While it would have been reasonable to think before the study was presented that ipilimumab and nivolumab would become the new high-dose IL-2, it didn’t totally bear out. In this population of favorable-risk patients, we are thinking about differing therapy. We are still at that point. We don’t have enough data to know what to make of ipilimumab/nivolumab in that setting.Considering cabozantinib versus ipilimumab/nivolumab, the field is changing so rapidly that it is hard to tell. We are going to have data of those combinations with checkpoint inhibitors and anti-VEGF agents, but the future probably lies in other combinations. For example, there is a study that combines ipilimumab, nivolumab, and cabozantinib, which should be interesting. If ipilimumab and nivolumab is approved, and if I have a patient who failed that therapy, what I would use next is cabozantinib. However, there are not that much data there. Axitinib would also be reasonable since it has a second-line approval and is being investigated in clinical trials. It is an ongoing, randomized phase III study called the CheckMate-9ER. It is a 3-arm study investigating ipilimumab plus nivolumab, cabozantinib alone, or ipilimumab plus nivolumab, plus cabozantinib. It could read out in the next several years and will have informative data.The biggest thing to know is that we are improving outcomes for patients. In the last year or so, we have had multiple approvals on the basis of OS. We have these new data with ipilimumab and nivolumab that now demonstrate improved survival.

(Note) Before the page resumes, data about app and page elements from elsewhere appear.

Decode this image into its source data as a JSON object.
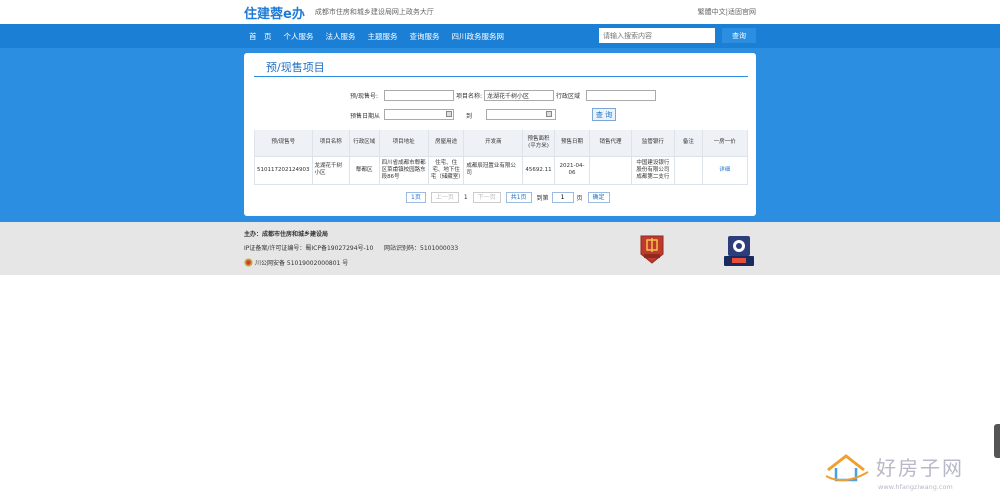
{
  "header": {
    "logo": "住建蓉e办",
    "subtitle": "成都市住房和城乡建设局网上政务大厅",
    "links": "繁體中文|适固官网"
  },
  "nav": {
    "items": [
      "首　页",
      "个人服务",
      "法人服务",
      "主题服务",
      "查询服务",
      "四川政务服务网"
    ],
    "search_placeholder": "请输入搜索内容",
    "search_button": "查询"
  },
  "page": {
    "title": "预/现售项目"
  },
  "form": {
    "permit_no_label": "预/现售号:",
    "permit_no_value": "",
    "project_name_label": "项目名称:",
    "project_name_value": "龙湖花千树小区",
    "district_label": "行政区域",
    "district_value": "",
    "date_label": "预售日期从",
    "date_from_value": "",
    "to_label": "到",
    "date_to_value": "",
    "query_button": "查 询"
  },
  "table": {
    "headers": [
      "预/现售号",
      "项目名称",
      "行政区域",
      "项目地址",
      "房屋用途",
      "开发商",
      "预售面积(平方米)",
      "预售日期",
      "销售代理",
      "监管银行",
      "备注",
      "一房一价"
    ],
    "rows": [
      {
        "permit_no": "510117202124903",
        "project_name": "龙湖花千树小区",
        "district": "郫都区",
        "address": "四川省成都市郫都区菜甫镇校园路东段86号",
        "usage": "住宅、住宅、地下住宅（储藏室）",
        "developer": "成都辰冠置业有限公司",
        "area": "45692.11",
        "date": "2021-04-06",
        "agent": "",
        "bank": "中国建设银行股份有限公司成都第二支行",
        "remark": "",
        "price_link": "详细"
      }
    ]
  },
  "pager": {
    "first": "1页",
    "prev": "上一页",
    "current": "1",
    "next": "下一页",
    "total": "共1页",
    "goto_prefix": "到第",
    "goto_value": "1",
    "goto_suffix": "页",
    "confirm": "确定"
  },
  "footer": {
    "host": "主办：成都市住房和城乡建设局",
    "icp": "IP证备案/许可证编号：蜀ICP备19027294号-10",
    "site_code": "网站识别码：5101000033",
    "police": "川公网安备 51019002000801 号"
  },
  "watermark": {
    "text": "好房子网",
    "url": "www.hfangziwang.com"
  },
  "colors": {
    "nav_bar": "#1c7fd6",
    "band": "#2b8ee0",
    "footer": "#e6e6e6",
    "link": "#1f6fc4"
  }
}
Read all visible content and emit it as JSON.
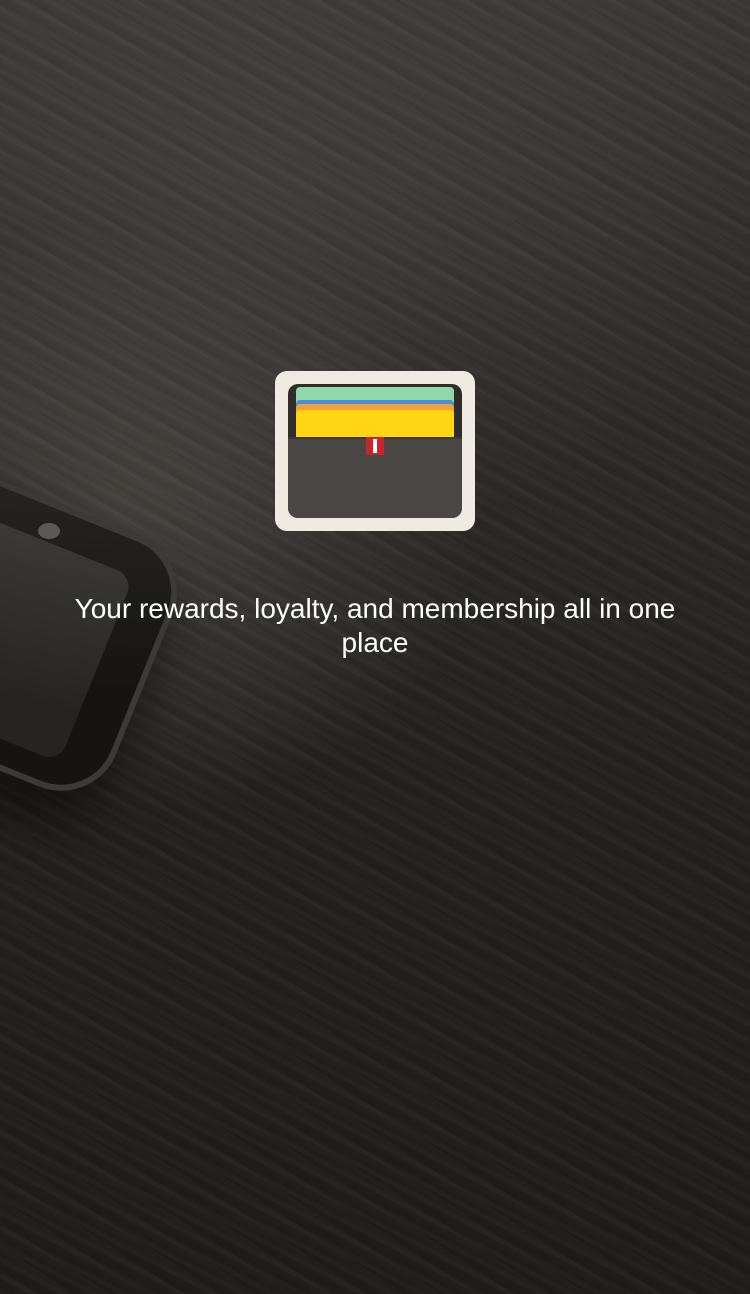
{
  "tagline": "Your rewards, loyalty, and membership all in one place",
  "icons": {
    "app_icon": "wallet-icon",
    "background_device": "phone"
  },
  "colors": {
    "icon_frame": "#efebe3",
    "wallet_body": "#4a4643",
    "card_green": "#8fd9a8",
    "card_blue": "#4a8fd8",
    "card_orange": "#f2a23a",
    "card_yellow": "#ffd514",
    "tab_red": "#c8262b",
    "text": "#ffffff"
  }
}
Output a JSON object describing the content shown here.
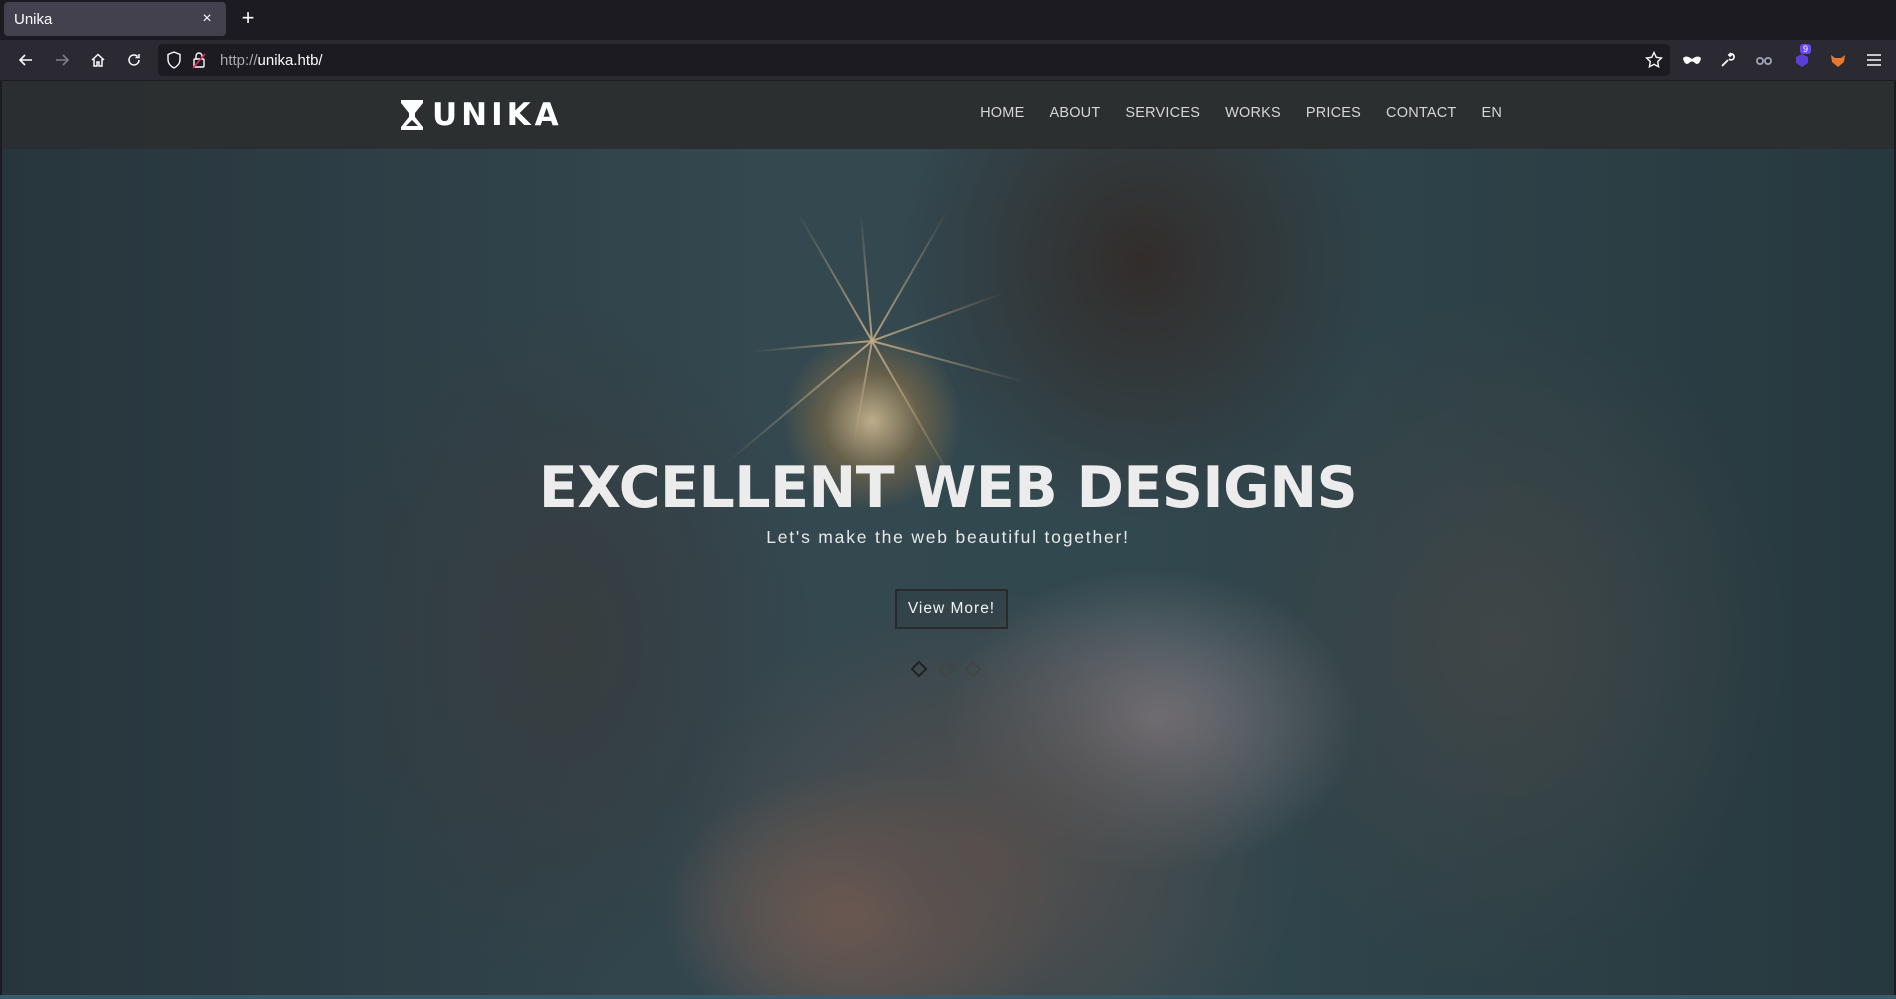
{
  "browser": {
    "tab_title": "Unika",
    "tab_close": "×",
    "new_tab": "+",
    "url_protocol": "http://",
    "url_host": "unika.htb/",
    "extension_badge": "9"
  },
  "site": {
    "logo_text": "UNIKA",
    "menu": [
      "HOME",
      "ABOUT",
      "SERVICES",
      "WORKS",
      "PRICES",
      "CONTACT",
      "EN"
    ]
  },
  "hero": {
    "title": "EXCELLENT WEB DESIGNS",
    "subtitle": "Let's make the web beautiful together!",
    "button_label": "View More!",
    "slides": 3,
    "active_slide": 1
  },
  "colors": {
    "tab_bg": "#42414d",
    "header_bg": "#2b2e30",
    "menu_text": "#d6d6d6"
  }
}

What is exciting is to see us going from a decade where PFS was a benefit and the primary endpoint to going to OS, which is a game changer. We are really bending the curve for the benefit of our patients.